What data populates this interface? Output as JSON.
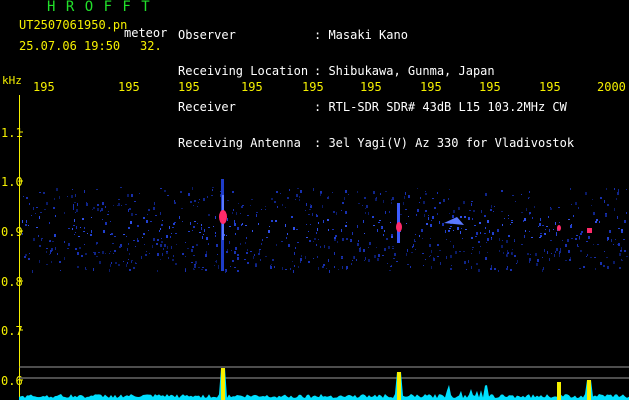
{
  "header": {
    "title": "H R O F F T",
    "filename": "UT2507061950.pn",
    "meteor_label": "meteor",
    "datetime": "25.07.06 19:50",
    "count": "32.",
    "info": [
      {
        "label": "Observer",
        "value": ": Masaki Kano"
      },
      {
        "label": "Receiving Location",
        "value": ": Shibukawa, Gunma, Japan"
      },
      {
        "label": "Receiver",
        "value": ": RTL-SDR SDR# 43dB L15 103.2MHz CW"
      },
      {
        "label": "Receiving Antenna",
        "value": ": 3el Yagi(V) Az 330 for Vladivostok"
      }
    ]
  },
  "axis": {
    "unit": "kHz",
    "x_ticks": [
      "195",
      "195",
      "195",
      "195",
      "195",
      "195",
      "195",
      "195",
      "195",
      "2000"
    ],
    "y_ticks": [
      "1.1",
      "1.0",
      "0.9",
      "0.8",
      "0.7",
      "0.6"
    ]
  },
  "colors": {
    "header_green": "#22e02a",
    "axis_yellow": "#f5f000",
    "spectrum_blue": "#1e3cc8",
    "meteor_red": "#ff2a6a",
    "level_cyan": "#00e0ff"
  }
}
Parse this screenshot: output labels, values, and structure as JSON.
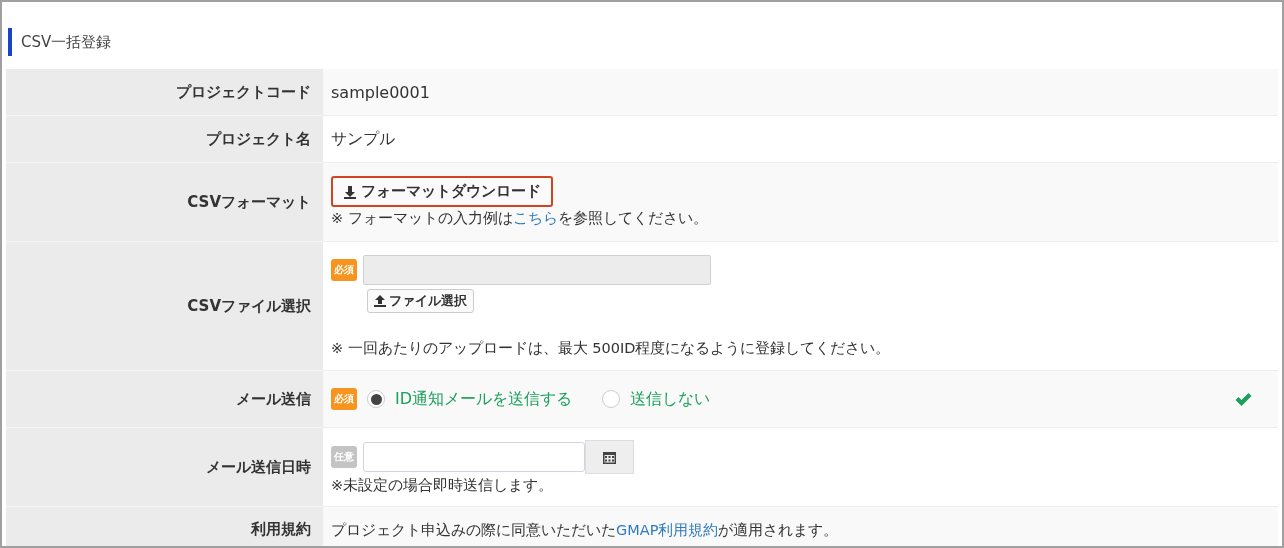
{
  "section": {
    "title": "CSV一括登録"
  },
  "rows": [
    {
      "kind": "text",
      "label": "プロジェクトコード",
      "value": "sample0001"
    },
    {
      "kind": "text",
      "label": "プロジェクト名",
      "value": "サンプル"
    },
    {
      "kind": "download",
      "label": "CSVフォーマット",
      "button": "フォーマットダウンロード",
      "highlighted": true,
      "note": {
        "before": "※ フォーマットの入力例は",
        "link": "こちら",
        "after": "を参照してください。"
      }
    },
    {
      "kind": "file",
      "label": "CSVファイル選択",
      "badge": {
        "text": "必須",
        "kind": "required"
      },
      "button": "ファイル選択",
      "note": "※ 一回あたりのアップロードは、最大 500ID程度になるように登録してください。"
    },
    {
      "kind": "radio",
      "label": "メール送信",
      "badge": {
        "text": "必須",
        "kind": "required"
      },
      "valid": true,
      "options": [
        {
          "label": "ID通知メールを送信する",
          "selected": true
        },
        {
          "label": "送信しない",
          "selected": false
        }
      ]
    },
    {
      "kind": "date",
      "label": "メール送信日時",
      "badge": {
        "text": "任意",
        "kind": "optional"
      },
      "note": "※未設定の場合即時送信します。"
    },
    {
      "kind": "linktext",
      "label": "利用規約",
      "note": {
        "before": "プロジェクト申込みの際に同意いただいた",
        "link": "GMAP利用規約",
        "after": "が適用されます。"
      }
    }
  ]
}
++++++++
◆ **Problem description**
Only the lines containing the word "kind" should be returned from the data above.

◆ **Solution**
      "kind": "text",
      "kind": "text",
      "kind": "download",
      "kind": "file",
        "kind": "required"
      "kind": "radio",
        "kind": "required"
      "kind": "date",
        "kind": "optional"
      "kind": "linktext",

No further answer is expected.